Life Insurance for the Small Business Owner
Many small businesses create debt en-route to success with private or government loans, commercial mortgages, and other start-up costs. As the owner, if you die before your business is able to pay off these debts, your partners and your family will be stuck with the bill. Selling what’s left of the business can provide some relief, but your colleagues and your family might not be ready to let go of your achievements. Selling a business prematurely might also result in less of a payout due to unfavorable market conditions or a lack of in-house talent now that you’re gone.
With a business life insurance policy, your family and your colleagues could use the benefits to secure the future of the business by paying off debts and replacing the loss in talent by hiring a new CEO.
Key-Person Life Insurance
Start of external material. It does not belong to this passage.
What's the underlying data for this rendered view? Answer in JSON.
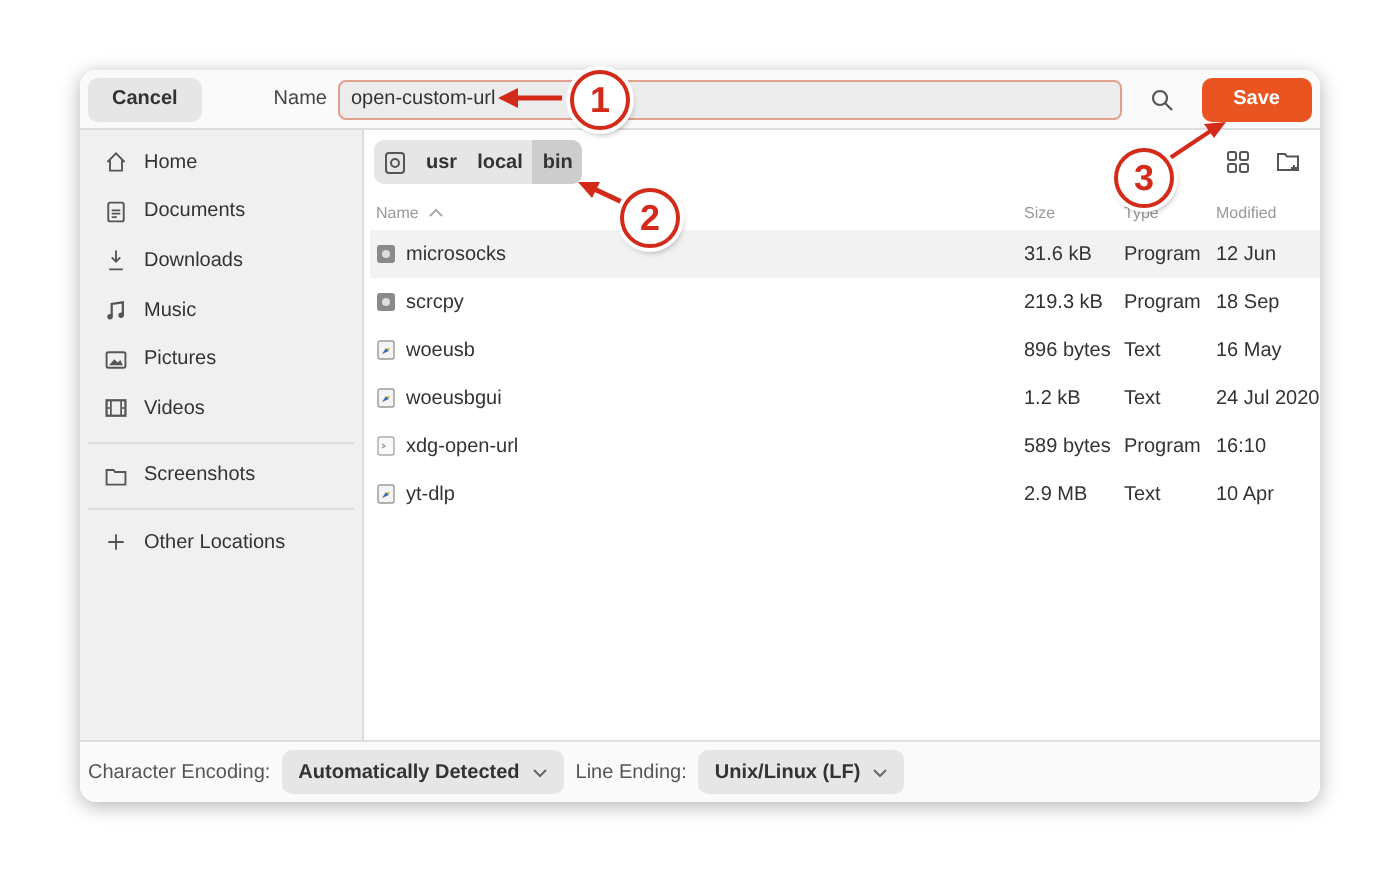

The success of many small businesses depends largely, if not entirely, on a single person. Whether they have powerful business contacts or unique skills, this person is seen as a huge asset to the company and is, in many cases, irreplaceable. If the key person dies or is no longer able to work in the same capacity, the business would be crippled and would lose a great deal of its value. Customers and investors could lose confidence in the company now that the key person is no long a part of the picture. Suppliers could lose interest, or added debt could hurt the company’s credit rating.
Key-person insurance and business life insurance are becoming increasing popular around the world. A study conducted by Continental Research found that almost half of the 135,000 small and mid-sized businesses they interviewed have key-person insurance on one or more executives.
Key-person life insurance protects a business in case the key person dies or becomes disabled. The benefits can be used to:
- Support the training and hiring of a new employee to replace the skills of the deceased key person.
- Help the surviving shareholders retain ownership of the company by helping them buy out the key person’s remaining shares.
- Support the key person’s surviving family by paying them for their fair share of the company.
Another benefit of investing in key-person insurance is that shareholders and investors tend to look favorably upon businesses that have a game plan in place in case the head of the company or another key person were to die prematurely. No business owner or investor wants to lose money on their investment if an accident or a life-threatening illness prevents the key person from doing their job.
With all the time and money you’ve invested in your business, you owe it to your employees and your loved ones to ensure the success of your business after you’re gone. Contact your insurance agent to learn more about business life insurance, and how it can help you protect your business, even after you’re gone.
Author: Richard Reich is President of Intramark Insurance Services, and a nationally licensed broker of life and disability insurance policies. He has more than 25 years of experience in the insurance industry. You can learn more at www.lifeinsure.com.